When I came to terms with my mental illness, it was not simply through the help of family and friends. I was lucky enough to have the guidance of a psychologist.
Living with mental illness is unfair and exhausting, but there are degrees to which we, as individuals, suffer. If I didn’t have the familial and financial support to access psychotherapy and medication, I’d be in a far worse place right now.
The term “privilege” is ubiquitous in media culture today, and for good reason. It’s not about social justice warriors attacking you for the wealth or complexion you never asked for. It’s about encouraging you to recognise what you have, to see how and where it places you over others.
With my subject position as a young, middle-class white woman in South Africa, I feel it crucial to make this post on privilege and mental health. To blog about my experiences without even considering that I may have it easier than others… there’s something wrong with that. In terms of mental health treatment, South Africa is lagging. A recent HuffPost SA article states that one in three people in the country will suffer from a mental health-related condition at least once in their lifetime, yet this is underfunded, with less than five percent of the health budget in SA spent on mental healthcare.
If you are poor, unemployed, or live in a rural area, chances are that finding adequate healthcare for your mental illness will be no easy task. It is appalling that no new mental healthcare facilities have been built since in this country since 1994 . Evidently, we are in dire need of a change. Honestly, I haven’t done enough research on this topic to go about issuing any ideas, but this is an unjust situation that needs our attention.

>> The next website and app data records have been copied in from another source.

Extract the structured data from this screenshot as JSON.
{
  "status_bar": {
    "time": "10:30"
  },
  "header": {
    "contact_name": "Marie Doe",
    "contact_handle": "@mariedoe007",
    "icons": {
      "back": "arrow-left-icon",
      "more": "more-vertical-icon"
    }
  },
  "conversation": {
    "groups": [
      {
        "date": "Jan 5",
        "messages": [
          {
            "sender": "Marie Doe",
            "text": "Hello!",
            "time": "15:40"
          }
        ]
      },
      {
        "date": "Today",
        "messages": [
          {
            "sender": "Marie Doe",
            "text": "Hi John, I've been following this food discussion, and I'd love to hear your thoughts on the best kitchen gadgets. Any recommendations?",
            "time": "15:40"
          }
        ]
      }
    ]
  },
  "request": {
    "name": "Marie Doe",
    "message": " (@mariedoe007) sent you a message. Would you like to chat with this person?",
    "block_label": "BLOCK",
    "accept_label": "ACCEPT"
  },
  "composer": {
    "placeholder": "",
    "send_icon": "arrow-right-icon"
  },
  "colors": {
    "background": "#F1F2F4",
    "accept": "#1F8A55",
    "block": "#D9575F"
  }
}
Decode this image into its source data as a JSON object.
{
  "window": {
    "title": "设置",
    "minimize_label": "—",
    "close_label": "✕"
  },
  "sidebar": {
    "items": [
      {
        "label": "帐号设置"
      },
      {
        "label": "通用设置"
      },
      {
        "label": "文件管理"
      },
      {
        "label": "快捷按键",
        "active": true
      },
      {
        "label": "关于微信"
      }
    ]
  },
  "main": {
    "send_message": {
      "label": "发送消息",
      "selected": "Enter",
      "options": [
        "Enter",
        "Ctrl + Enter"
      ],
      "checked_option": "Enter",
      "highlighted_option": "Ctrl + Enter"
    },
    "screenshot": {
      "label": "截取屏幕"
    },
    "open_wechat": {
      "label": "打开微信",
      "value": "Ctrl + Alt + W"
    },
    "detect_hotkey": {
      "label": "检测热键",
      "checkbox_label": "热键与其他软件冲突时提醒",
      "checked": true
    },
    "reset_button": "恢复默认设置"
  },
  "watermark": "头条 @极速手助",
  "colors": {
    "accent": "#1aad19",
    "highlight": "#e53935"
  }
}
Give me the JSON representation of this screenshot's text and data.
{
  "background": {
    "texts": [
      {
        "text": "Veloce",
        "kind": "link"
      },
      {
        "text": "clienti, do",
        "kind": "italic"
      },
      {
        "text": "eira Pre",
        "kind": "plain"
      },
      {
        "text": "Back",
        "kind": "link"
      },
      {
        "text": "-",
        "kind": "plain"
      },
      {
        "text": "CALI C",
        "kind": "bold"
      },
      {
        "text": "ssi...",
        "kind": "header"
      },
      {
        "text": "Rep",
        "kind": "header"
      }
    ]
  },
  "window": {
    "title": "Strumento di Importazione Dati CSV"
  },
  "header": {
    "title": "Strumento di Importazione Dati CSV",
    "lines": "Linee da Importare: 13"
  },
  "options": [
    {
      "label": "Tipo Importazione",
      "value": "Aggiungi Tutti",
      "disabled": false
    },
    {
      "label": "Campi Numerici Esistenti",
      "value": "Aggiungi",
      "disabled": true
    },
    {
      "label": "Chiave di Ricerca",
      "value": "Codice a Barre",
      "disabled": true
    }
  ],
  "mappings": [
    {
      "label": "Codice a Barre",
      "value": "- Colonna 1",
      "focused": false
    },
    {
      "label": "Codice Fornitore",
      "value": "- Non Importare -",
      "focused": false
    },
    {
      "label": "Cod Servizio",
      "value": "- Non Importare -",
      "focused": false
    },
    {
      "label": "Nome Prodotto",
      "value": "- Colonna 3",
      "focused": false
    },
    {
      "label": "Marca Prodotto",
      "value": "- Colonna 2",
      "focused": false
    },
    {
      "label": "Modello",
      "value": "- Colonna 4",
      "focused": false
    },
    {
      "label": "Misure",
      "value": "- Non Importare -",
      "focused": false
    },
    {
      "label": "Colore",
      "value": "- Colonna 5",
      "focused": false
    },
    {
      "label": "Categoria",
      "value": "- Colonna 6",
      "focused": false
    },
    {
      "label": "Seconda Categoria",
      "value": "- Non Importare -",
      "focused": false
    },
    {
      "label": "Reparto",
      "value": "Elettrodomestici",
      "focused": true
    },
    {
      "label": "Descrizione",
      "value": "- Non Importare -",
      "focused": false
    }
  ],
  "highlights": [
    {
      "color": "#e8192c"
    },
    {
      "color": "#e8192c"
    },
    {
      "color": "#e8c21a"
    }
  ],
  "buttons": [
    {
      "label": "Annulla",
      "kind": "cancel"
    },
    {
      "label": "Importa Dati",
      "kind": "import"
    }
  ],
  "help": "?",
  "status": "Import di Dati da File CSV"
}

If you have the means to acquire help from a therapist/psychologist/private doctor/etc, don’t feel guilty. Guilt over one’s privilege is a waste of time. But acknowledge that it’s there, question it and the systems that have made it so. Don’t expect people to empathise with you if you aren’t looking at the world through a broader lens.
[If you have any thoughts on mental health and privilege, or want to critique anything I’ve said, do feel free to comment down below. I felt the urge to post this as soon as I could, but I know that there is a lot that I’ve left out.]
[Header image: Jason Doan]